(Data shown)

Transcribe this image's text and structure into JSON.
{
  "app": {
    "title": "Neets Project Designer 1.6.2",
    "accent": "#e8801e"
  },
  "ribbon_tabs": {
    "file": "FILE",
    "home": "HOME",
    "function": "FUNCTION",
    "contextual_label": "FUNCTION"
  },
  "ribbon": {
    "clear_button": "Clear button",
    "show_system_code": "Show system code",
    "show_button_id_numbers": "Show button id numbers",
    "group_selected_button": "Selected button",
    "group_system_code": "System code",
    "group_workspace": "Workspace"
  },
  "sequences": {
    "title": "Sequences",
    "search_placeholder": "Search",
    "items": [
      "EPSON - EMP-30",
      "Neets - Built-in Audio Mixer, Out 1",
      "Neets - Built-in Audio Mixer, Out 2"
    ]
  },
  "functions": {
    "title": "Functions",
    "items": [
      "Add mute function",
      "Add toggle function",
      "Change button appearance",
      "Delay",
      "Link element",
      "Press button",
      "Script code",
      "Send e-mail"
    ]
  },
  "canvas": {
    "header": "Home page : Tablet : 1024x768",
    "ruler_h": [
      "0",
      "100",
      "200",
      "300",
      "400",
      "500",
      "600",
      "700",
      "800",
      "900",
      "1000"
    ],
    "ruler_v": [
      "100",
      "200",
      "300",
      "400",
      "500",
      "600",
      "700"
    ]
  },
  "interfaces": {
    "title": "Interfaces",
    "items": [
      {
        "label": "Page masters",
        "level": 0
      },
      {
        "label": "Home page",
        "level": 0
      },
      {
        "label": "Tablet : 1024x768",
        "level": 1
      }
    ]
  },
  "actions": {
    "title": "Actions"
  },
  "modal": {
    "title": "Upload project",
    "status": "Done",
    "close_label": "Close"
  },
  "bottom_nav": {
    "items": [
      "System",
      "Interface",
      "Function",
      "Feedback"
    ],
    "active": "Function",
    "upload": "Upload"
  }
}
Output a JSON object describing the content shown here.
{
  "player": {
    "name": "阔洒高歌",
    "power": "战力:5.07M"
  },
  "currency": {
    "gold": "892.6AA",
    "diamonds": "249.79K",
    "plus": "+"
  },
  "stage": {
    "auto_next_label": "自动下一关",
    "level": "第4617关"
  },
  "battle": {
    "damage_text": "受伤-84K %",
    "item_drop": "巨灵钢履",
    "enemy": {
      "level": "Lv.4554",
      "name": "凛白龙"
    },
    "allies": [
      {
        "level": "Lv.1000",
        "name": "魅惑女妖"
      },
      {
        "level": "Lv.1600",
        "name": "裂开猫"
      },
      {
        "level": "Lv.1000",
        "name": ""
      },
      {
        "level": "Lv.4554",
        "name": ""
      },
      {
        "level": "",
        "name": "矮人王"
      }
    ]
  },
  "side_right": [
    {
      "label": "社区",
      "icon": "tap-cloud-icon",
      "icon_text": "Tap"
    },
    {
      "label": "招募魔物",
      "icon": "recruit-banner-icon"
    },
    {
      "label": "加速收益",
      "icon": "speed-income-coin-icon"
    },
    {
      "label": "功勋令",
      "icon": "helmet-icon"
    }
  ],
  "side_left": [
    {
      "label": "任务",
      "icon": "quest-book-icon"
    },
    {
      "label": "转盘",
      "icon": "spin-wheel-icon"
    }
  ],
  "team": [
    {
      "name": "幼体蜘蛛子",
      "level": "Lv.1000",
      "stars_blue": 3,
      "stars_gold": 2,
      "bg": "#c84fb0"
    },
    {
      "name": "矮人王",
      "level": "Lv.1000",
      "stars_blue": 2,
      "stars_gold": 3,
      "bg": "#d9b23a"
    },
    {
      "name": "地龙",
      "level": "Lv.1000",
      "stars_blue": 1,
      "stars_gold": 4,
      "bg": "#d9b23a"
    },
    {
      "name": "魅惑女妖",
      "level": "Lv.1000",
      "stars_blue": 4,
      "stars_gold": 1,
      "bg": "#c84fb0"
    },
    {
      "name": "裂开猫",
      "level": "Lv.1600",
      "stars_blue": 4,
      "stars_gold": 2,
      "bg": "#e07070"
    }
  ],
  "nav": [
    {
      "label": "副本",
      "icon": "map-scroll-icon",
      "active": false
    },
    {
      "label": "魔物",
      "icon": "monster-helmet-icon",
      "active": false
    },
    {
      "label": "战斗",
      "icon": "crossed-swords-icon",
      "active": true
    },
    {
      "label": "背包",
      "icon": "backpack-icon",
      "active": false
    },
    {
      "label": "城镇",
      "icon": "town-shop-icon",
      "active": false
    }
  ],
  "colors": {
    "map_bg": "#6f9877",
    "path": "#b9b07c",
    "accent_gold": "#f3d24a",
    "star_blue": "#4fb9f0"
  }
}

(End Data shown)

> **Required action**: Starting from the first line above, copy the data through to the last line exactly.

> **Task output**:
Transcribe this image's text and structure into JSON.
{
  "app": {
    "title": "Neets Project Designer 1.6.2",
    "accent": "#e8801e"
  },
  "ribbon_tabs": {
    "file": "FILE",
    "home": "HOME",
    "function": "FUNCTION",
    "contextual_label": "FUNCTION"
  },
  "ribbon": {
    "clear_button": "Clear button",
    "show_system_code": "Show system code",
    "show_button_id_numbers": "Show button id numbers",
    "group_selected_button": "Selected button",
    "group_system_code": "System code",
    "group_workspace": "Workspace"
  },
  "sequences": {
    "title": "Sequences",
    "search_placeholder": "Search",
    "items": [
      "EPSON - EMP-30",
      "Neets - Built-in Audio Mixer, Out 1",
      "Neets - Built-in Audio Mixer, Out 2"
    ]
  },
  "functions": {
    "title": "Functions",
    "items": [
      "Add mute function",
      "Add toggle function",
      "Change button appearance",
      "Delay",
      "Link element",
      "Press button",
      "Script code",
      "Send e-mail"
    ]
  },
  "canvas": {
    "header": "Home page : Tablet : 1024x768",
    "ruler_h": [
      "0",
      "100",
      "200",
      "300",
      "400",
      "500",
      "600",
      "700",
      "800",
      "900",
      "1000"
    ],
    "ruler_v": [
      "100",
      "200",
      "300",
      "400",
      "500",
      "600",
      "700"
    ]
  },
  "interfaces": {
    "title": "Interfaces",
    "items": [
      {
        "label": "Page masters",
        "level": 0
      },
      {
        "label": "Home page",
        "level": 0
      },
      {
        "label": "Tablet : 1024x768",
        "level": 1
      }
    ]
  },
  "actions": {
    "title": "Actions"
  },
  "modal": {
    "title": "Upload project",
    "status": "Done",
    "close_label": "Close"
  },
  "bottom_nav": {
    "items": [
      "System",
      "Interface",
      "Function",
      "Feedback"
    ],
    "active": "Function",
    "upload": "Upload"
  }
}
Output a JSON object describing the content shown here.
{
  "player": {
    "name": "阔洒高歌",
    "power": "战力:5.07M"
  },
  "currency": {
    "gold": "892.6AA",
    "diamonds": "249.79K",
    "plus": "+"
  },
  "stage": {
    "auto_next_label": "自动下一关",
    "level": "第4617关"
  },
  "battle": {
    "damage_text": "受伤-84K %",
    "item_drop": "巨灵钢履",
    "enemy": {
      "level": "Lv.4554",
      "name": "凛白龙"
    },
    "allies": [
      {
        "level": "Lv.1000",
        "name": "魅惑女妖"
      },
      {
        "level": "Lv.1600",
        "name": "裂开猫"
      },
      {
        "level": "Lv.1000",
        "name": ""
      },
      {
        "level": "Lv.4554",
        "name": ""
      },
      {
        "level": "",
        "name": "矮人王"
      }
    ]
  },
  "side_right": [
    {
      "label": "社区",
      "icon": "tap-cloud-icon",
      "icon_text": "Tap"
    },
    {
      "label": "招募魔物",
      "icon": "recruit-banner-icon"
    },
    {
      "label": "加速收益",
      "icon": "speed-income-coin-icon"
    },
    {
      "label": "功勋令",
      "icon": "helmet-icon"
    }
  ],
  "side_left": [
    {
      "label": "任务",
      "icon": "quest-book-icon"
    },
    {
      "label": "转盘",
      "icon": "spin-wheel-icon"
    }
  ],
  "team": [
    {
      "name": "幼体蜘蛛子",
      "level": "Lv.1000",
      "stars_blue": 3,
      "stars_gold": 2,
      "bg": "#c84fb0"
    },
    {
      "name": "矮人王",
      "level": "Lv.1000",
      "stars_blue": 2,
      "stars_gold": 3,
      "bg": "#d9b23a"
    },
    {
      "name": "地龙",
      "level": "Lv.1000",
      "stars_blue": 1,
      "stars_gold": 4,
      "bg": "#d9b23a"
    },
    {
      "name": "魅惑女妖",
      "level": "Lv.1000",
      "stars_blue": 4,
      "stars_gold": 1,
      "bg": "#c84fb0"
    },
    {
      "name": "裂开猫",
      "level": "Lv.1600",
      "stars_blue": 4,
      "stars_gold": 2,
      "bg": "#e07070"
    }
  ],
  "nav": [
    {
      "label": "副本",
      "icon": "map-scroll-icon",
      "active": false
    },
    {
      "label": "魔物",
      "icon": "monster-helmet-icon",
      "active": false
    },
    {
      "label": "战斗",
      "icon": "crossed-swords-icon",
      "active": true
    },
    {
      "label": "背包",
      "icon": "backpack-icon",
      "active": false
    },
    {
      "label": "城镇",
      "icon": "town-shop-icon",
      "active": false
    }
  ],
  "colors": {
    "map_bg": "#6f9877",
    "path": "#b9b07c",
    "accent_gold": "#f3d24a",
    "star_blue": "#4fb9f0"
  }
}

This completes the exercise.